Hall of Fame
As I understand it, Dillard hasn't exactly tore it up in Philly. Still early, but may not be all that and a bag ofchips.
They tried him at LT and discovered he wasn't a LT. But hey, you've already said you know more than 30 year OL coach Paul Alexander, so it shouldn't surprise anyone that you still think you're the smartest man in the room.To think these idiot coaches thought he was a GUARD!! LMAO
He could have been our left tackle and saved us all those picks, but Buttchin is gonna Buttchin.
Now he and JJ can double-date with the new wives!Best wishes to the young man and his new bride!
Just one bit of advice to you, Tytus........
View attachment 5653
@Jeff_McLane’s reporting also indicates the Eagles don’t believe Andre Dillard is ready to take over at LT and Jason Peters is still playing at a Pro Bowl level. https://t.co/woZIfkxks6Wow @Tim_McManus just now on the Mike Missanelli show said he's heard whispers that the Eagles could be looking to use Andre Dillard as a means of dumping Alshon Jeffrey's contract. Thinks the fact Eagles seem very interested in bringing back Jason Peters tells you a lot.
— Play Like A Jet (@Playlikeajet1) March 2, 2020
The 38-year-old tackle told reporters after the season finale that he wanted to play in 2020. Nothing over the last two months has changed his mind. The Eagles, however, have yet to decide if they want him back. As it was put to Pederson on Tuesday, it’s an either/or choice: Either the Eagles bring back Peters for his 12th season in Philadelphia or they allow him to leave via free agency, thus beginning the Andre Dillard tenure at left tackle. Peters isn’t staying to be a backup or to play guard. He will have starting options if he hits the market. Eagles coaches believe that Peters still has more than enough gas left in the tank. They believe that he played at a Pro Bowl level in the final two months of last season after he returned from arthroscopic knee surgery. They do understand that he is unlikely to play in all 16 games or more than the 77 percent of snaps he has played the last two years.
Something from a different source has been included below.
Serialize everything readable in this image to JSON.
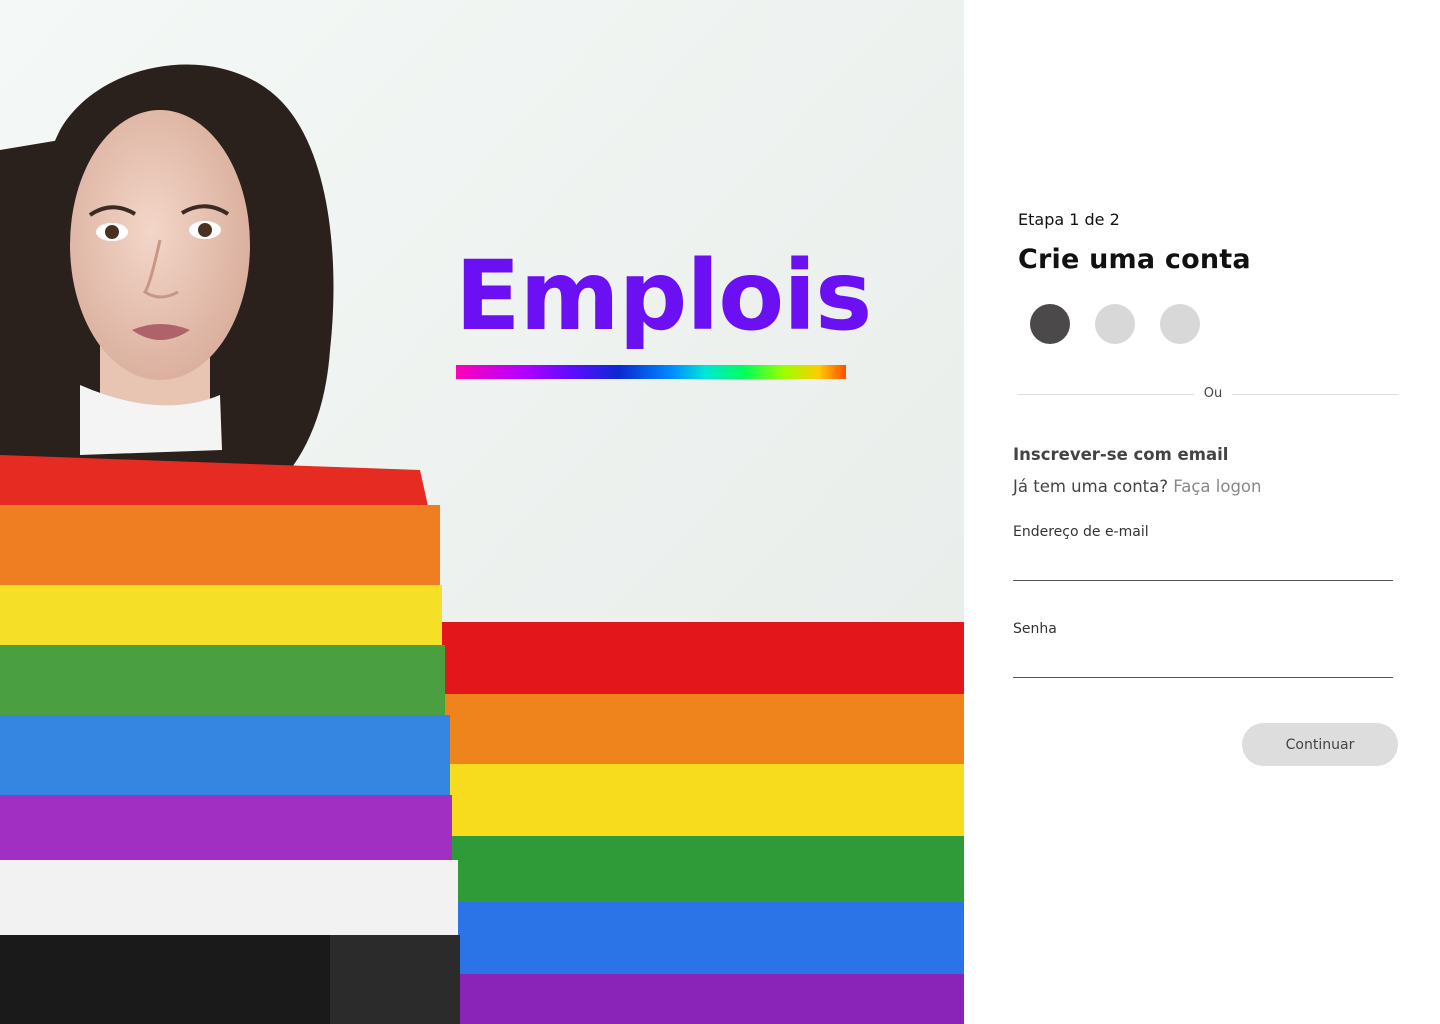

Another year with Peters would allow Dillard to watch and learn and likely play enough to continue his development. He hasn’t made as much progress as the Eagles had hoped when they moved up to draft him in the first round last year. Dillard needs to get stronger, both physically and mentally. Eagles coaches still believe in Dillard. He has the necessary athleticism. But bringing Peters back, despite the message it would send about Dillard’s future, would give the 24-year-old some additional time in an NFL culture he struggled to adapt to as a rookie. Ideally, Dillard would have made it obvious that it was time to move on from Peters. He did not. And what can’t be underplayed is the role owner Jeffrey Lurie will play in deciding a future Hall of Famer’s future. He is Peters’ greatest advocate. But Peters can’t ask for the moon. A contract similar to the one he signed last offseason – one year, $6 million with incentives – could make the most sense for both sides.